1
0

Bare repositories don't contain a working tree they contain the state of the .git-folder of non-bare repositories. You cannot directly see the files that are stored inside them.

In case your bare repository is not a real bare repository: Pushing into a normal repository does not update the working tree and pushing into a non-bare repository is not recommended.

In case you were looking at the objects folder: Files in the objects folder are immutable and won't get modified. They will only be deleted and added.

Note: You should not modify the contents of a bare repository unless you really really know what you are doing, as this may destroy the repository. The bare repository is meant to be managed by git itself.

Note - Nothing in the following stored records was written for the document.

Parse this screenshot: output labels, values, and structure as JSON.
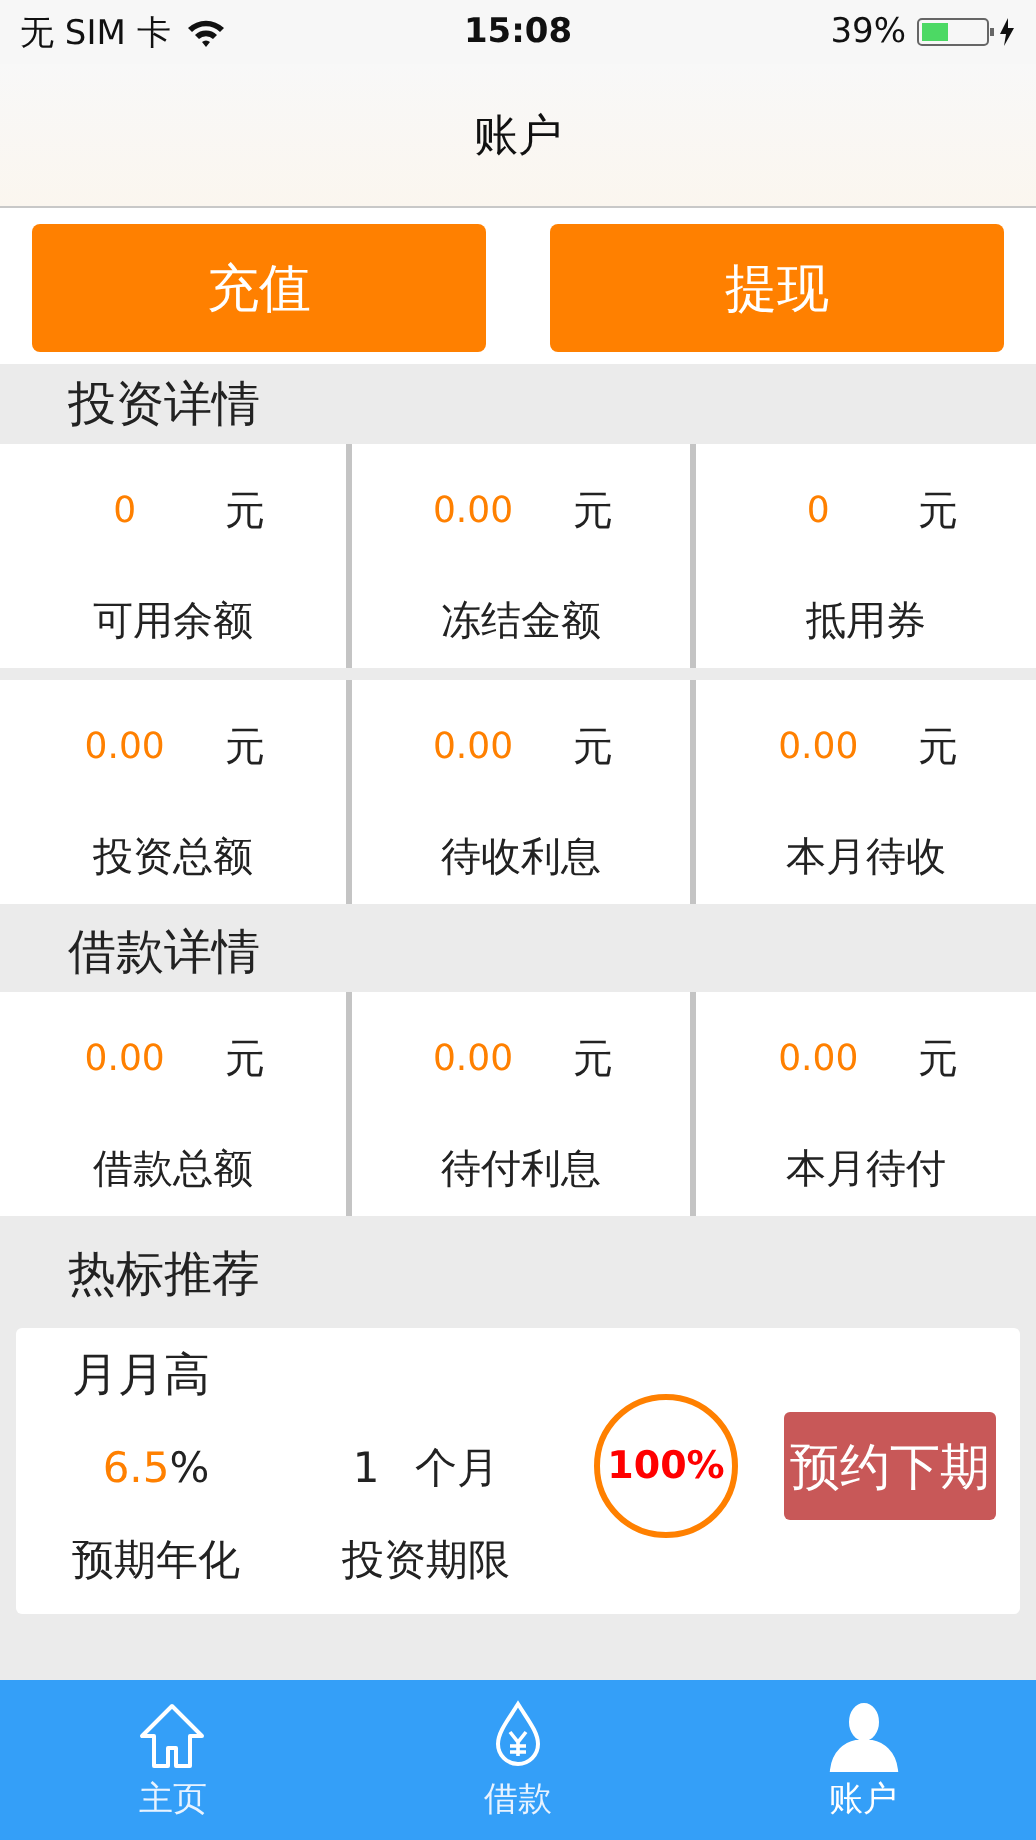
{
  "status_bar": {
    "carrier": "无 SIM 卡",
    "time": "15:08",
    "battery": "39%"
  },
  "title": "账户",
  "actions": [
    "充值",
    "提现"
  ],
  "sections": [
    {
      "title": "投资详情",
      "rows": [
        [
          {
            "value": "0",
            "unit": "元",
            "label": "可用余额"
          },
          {
            "value": "0.00",
            "unit": "元",
            "label": "冻结金额"
          },
          {
            "value": "0",
            "unit": "元",
            "label": "抵用券"
          }
        ],
        [
          {
            "value": "0.00",
            "unit": "元",
            "label": "投资总额"
          },
          {
            "value": "0.00",
            "unit": "元",
            "label": "待收利息"
          },
          {
            "value": "0.00",
            "unit": "元",
            "label": "本月待收"
          }
        ]
      ]
    },
    {
      "title": "借款详情",
      "rows": [
        [
          {
            "value": "0.00",
            "unit": "元",
            "label": "借款总额"
          },
          {
            "value": "0.00",
            "unit": "元",
            "label": "待付利息"
          },
          {
            "value": "0.00",
            "unit": "元",
            "label": "本月待付"
          }
        ]
      ]
    }
  ],
  "recommend": {
    "title": "热标推荐",
    "product": {
      "name": "月月高",
      "rate": "6.5",
      "rate_unit": "%",
      "rate_label": "预期年化",
      "term": "1",
      "term_unit": "个月",
      "term_label": "投资期限",
      "progress": "100%",
      "button": "预约下期"
    }
  },
  "tabs": [
    {
      "label": "主页",
      "kind": "home",
      "selected": false
    },
    {
      "label": "借款",
      "kind": "loan",
      "selected": false
    },
    {
      "label": "账户",
      "kind": "account",
      "selected": true
    }
  ]
}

| improve this answer | |
  • My objective is, the developers here are working frenetically on their working copies, and sometimes they need to generate and executable file with the code. After doing that they just, push the changes upstream. The idea here is to tell your manager something like, hey the executable is available at d:/repo/myprogram/myprogram.exe . – João Pinho Feb 28 '14 at 2:13
  • @JoãoPinho git is bad a storing binary data. Those executables should rather be shown on the developer's machine or put onto an USB drive or put into some internal network storage. But git certainly is not the right tool for it. – TimWolla Feb 28 '14 at 2:15
  • I understand Tim... but considering my updated question, even if modify a text file, the repo doesn't show the changes, even though my colleagues can pull and see them... – João Pinho Feb 28 '14 at 2:21
  • @JoãoPinho I have no idea in what state your repository is by now, but in order to have an up to date copy you can use the post-receive hook to pull into another working copy. – TimWolla Feb 28 '14 at 2:24
  • 1
    @JoãoPinho I don't think do's and don'ts should be discussed in the comments and I never needed those hooks by myself as I am using GitHub for these kind of things. – TimWolla Feb 28 '14 at 2:30

Your Answer

By clicking “Post Your Answer”, you agree to our terms of service, privacy policy and cookie policy

Not the answer you're looking for? Browse other questions tagged or ask your own question.